The Impact of Obesity on Wages
Previous studies of the relationship between body weight and wages have found mixed results. This paper uses a larger data set and several regression strategies in an attempt to generate more consistent estimates of the effect of weight on wages. Differences across gender, race, and ethnicity are explored. This paper finds that weight lowers wages for white females; OLS estimates indicate that a difference in weight of two standard deviations (roughly 65 pounds) is associated with a difference in wages of 9 percent. In absolute value, this is equivalent to the wage effect of roughly one and a half years of education or three years of work experience. Negative correlations between weight and wages observed for other gender-ethnic groups appear to be due to unobserved heterogeneity.

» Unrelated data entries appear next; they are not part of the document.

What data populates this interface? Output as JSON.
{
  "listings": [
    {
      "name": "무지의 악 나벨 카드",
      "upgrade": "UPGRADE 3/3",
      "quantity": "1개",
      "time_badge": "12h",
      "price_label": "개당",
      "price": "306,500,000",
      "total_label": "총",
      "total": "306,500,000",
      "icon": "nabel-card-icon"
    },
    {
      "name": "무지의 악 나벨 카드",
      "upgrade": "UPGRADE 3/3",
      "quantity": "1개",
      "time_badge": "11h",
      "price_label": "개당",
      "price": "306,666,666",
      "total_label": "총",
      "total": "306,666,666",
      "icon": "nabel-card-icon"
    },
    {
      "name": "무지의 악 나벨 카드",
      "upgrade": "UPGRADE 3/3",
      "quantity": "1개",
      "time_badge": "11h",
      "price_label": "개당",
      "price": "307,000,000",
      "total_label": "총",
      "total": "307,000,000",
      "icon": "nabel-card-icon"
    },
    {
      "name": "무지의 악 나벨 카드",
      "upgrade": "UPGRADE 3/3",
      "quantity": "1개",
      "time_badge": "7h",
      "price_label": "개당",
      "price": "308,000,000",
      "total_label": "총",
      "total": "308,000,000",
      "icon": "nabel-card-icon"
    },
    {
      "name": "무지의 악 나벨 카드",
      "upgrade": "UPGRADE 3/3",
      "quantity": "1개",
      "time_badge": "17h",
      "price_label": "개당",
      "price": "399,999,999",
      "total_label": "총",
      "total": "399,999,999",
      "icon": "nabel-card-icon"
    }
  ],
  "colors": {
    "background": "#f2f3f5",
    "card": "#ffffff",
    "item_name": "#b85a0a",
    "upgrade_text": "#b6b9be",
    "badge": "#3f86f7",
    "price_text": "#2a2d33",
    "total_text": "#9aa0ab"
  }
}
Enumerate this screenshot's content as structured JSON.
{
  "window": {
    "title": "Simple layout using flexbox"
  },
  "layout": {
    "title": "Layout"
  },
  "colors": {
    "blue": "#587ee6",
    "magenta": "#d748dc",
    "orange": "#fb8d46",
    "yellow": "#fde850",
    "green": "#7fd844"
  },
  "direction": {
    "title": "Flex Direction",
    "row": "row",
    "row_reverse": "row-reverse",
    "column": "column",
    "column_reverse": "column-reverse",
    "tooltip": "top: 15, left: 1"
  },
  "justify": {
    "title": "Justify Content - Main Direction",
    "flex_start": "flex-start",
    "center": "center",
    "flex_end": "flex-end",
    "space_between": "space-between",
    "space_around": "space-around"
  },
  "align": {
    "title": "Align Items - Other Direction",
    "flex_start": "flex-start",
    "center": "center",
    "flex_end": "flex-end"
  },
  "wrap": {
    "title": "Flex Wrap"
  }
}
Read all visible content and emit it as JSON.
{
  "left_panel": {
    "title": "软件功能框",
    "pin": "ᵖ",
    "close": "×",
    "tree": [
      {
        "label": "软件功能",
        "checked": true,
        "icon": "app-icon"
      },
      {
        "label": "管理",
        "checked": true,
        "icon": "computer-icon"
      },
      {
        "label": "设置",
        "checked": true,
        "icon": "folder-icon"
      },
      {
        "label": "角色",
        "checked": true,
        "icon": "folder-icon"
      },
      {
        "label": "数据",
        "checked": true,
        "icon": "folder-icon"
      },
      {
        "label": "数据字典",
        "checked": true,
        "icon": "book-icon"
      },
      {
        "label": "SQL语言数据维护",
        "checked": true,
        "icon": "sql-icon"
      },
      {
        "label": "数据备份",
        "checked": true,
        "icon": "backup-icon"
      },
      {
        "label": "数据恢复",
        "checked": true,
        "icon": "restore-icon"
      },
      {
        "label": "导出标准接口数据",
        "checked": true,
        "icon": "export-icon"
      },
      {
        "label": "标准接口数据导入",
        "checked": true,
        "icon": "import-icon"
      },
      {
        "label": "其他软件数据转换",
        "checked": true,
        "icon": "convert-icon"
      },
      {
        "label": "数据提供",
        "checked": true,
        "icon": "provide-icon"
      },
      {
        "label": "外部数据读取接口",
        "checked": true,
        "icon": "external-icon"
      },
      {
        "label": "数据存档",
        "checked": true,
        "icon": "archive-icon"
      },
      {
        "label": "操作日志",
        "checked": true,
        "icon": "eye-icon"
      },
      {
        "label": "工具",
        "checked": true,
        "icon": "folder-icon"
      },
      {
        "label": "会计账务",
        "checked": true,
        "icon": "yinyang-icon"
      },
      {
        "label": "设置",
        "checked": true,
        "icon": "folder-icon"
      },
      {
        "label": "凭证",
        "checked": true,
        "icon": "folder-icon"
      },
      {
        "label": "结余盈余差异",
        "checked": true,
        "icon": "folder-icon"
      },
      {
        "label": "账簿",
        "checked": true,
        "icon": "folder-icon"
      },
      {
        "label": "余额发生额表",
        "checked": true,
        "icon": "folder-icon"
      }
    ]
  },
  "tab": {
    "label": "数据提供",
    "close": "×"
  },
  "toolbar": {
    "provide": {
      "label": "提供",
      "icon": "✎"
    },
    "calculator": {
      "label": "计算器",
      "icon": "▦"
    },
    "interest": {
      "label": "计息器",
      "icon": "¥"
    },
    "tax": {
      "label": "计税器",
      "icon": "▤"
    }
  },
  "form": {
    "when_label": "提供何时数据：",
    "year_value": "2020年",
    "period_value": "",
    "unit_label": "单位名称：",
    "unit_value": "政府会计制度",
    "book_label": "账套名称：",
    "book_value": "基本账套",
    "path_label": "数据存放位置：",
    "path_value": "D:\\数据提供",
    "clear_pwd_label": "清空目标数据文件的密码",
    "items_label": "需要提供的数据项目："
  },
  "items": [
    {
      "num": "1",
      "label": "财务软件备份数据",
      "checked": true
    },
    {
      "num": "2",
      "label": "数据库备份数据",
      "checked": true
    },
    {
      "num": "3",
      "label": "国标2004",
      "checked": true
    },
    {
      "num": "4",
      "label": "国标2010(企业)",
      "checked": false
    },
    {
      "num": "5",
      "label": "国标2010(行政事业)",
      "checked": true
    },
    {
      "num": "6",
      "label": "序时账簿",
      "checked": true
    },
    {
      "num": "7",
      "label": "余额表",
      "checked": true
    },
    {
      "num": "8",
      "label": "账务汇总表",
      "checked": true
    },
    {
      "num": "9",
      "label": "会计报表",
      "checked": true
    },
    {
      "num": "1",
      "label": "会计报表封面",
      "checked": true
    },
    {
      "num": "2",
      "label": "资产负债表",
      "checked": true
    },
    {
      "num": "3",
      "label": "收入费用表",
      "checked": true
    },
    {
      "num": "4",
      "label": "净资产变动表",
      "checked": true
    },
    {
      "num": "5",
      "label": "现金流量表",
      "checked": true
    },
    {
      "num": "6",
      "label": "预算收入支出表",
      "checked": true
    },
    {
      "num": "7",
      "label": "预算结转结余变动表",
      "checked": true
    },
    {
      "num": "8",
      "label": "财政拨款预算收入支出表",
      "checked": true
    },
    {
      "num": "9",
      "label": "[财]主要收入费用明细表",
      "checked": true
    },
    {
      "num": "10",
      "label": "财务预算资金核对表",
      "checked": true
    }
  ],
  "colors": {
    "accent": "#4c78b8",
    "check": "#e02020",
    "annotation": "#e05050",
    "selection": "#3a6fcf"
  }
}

If you experience problems downloading a file, check if you have the proper application to view it first. In case of further problems read the IDEAS help page. Note that these files are not on the IDEAS site. Please be patient as the files may be large.
As the access to this document is restricted, you may want to look for a different version under "Related research" (further below) or search for a different version of it.
When requesting a correction, please mention this item's handle: RePEc:uwp:jhriss:v:39:y:2004:i:2:p451-474. See general information about how to correct material in RePEc.
For technical questions regarding this item, or to correct its authors, title, abstract, bibliographic or download information, contact: ()
If references are entirely missing, you can add them using this form.